◆ **TASK ITEM**
Pull every line with "raccourci" from the data below and copy it.

[Dataset records]
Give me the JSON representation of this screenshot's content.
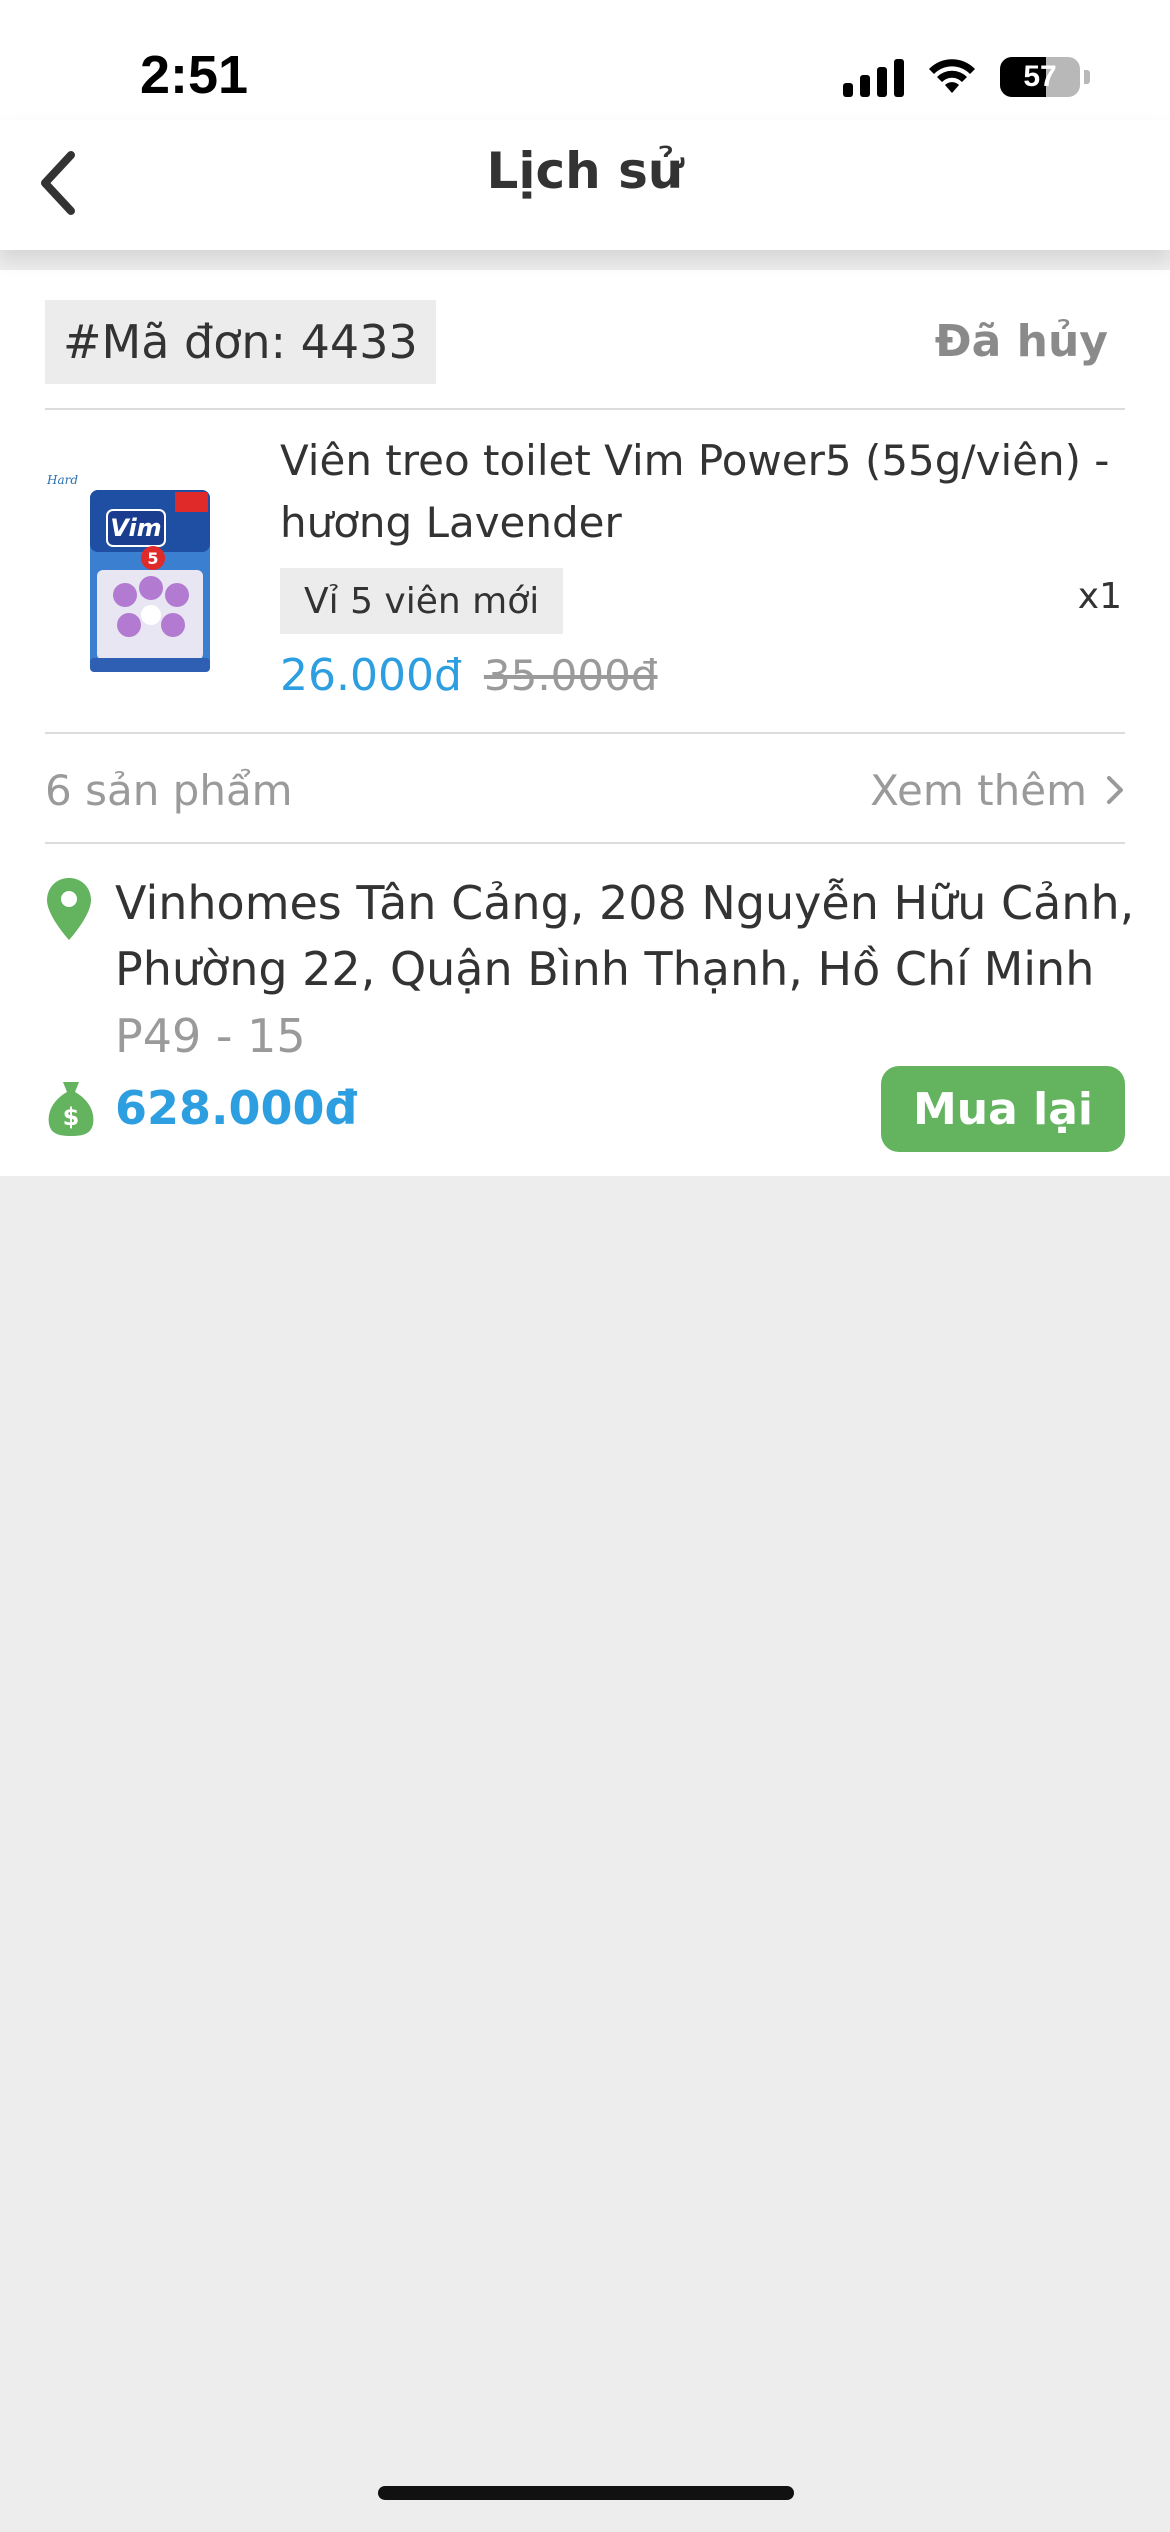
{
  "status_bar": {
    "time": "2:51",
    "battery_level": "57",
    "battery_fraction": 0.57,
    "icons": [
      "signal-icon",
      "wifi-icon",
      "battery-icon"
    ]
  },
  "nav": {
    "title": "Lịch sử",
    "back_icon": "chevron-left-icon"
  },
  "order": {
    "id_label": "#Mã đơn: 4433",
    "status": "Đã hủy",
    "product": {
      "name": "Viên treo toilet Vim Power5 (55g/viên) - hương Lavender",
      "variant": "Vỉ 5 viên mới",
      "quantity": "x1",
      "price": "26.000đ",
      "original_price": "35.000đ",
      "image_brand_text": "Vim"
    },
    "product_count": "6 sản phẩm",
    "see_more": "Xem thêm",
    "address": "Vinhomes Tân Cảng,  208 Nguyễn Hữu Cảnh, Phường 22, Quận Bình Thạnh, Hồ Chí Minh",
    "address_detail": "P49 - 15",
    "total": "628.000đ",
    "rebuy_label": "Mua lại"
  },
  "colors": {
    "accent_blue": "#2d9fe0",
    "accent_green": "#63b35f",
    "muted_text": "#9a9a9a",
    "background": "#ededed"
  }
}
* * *
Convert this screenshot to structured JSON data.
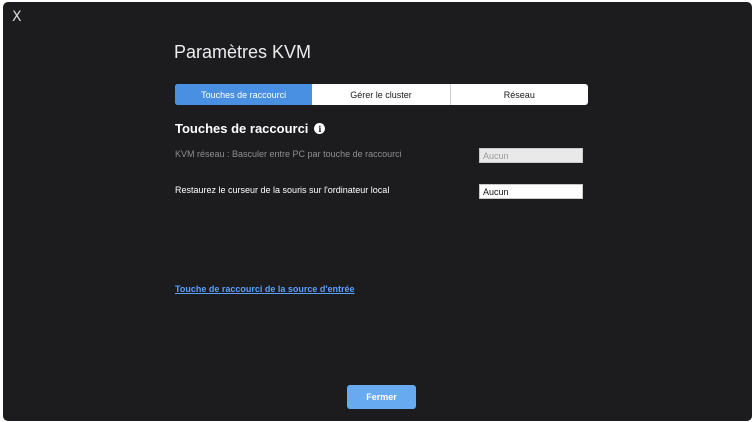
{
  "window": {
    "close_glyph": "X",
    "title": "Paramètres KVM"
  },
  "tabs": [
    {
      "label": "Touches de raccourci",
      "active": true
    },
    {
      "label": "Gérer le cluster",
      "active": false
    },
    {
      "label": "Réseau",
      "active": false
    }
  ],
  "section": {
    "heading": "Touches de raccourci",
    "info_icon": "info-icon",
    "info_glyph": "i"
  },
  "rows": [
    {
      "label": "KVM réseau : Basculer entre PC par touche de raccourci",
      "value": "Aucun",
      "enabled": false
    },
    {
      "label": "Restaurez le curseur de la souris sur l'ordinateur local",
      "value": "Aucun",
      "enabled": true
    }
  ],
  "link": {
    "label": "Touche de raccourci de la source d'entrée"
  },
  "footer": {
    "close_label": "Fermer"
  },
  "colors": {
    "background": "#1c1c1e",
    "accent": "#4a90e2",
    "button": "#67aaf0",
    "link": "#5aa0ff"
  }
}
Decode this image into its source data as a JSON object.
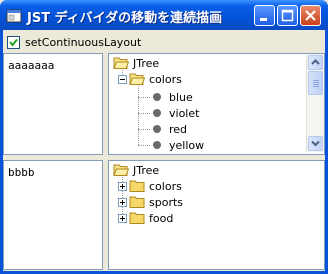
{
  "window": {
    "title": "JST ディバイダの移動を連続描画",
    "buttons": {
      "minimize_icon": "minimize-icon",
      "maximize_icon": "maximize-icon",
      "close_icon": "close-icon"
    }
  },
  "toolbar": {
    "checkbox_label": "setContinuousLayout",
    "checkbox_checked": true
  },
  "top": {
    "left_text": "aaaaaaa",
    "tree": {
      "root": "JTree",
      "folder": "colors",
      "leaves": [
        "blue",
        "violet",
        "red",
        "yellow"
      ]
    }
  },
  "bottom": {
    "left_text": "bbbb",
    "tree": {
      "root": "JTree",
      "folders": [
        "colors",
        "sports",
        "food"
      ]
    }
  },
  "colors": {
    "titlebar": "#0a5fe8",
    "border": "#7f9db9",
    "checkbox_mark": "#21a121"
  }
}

◆ **PROBLEM SOLUTION**
      "label": "Touches de raccourci",
    "heading": "Touches de raccourci",
      "label": "KVM réseau : Basculer entre PC par touche de raccourci",
    "label": "Touche de raccourci de la source d'entrée"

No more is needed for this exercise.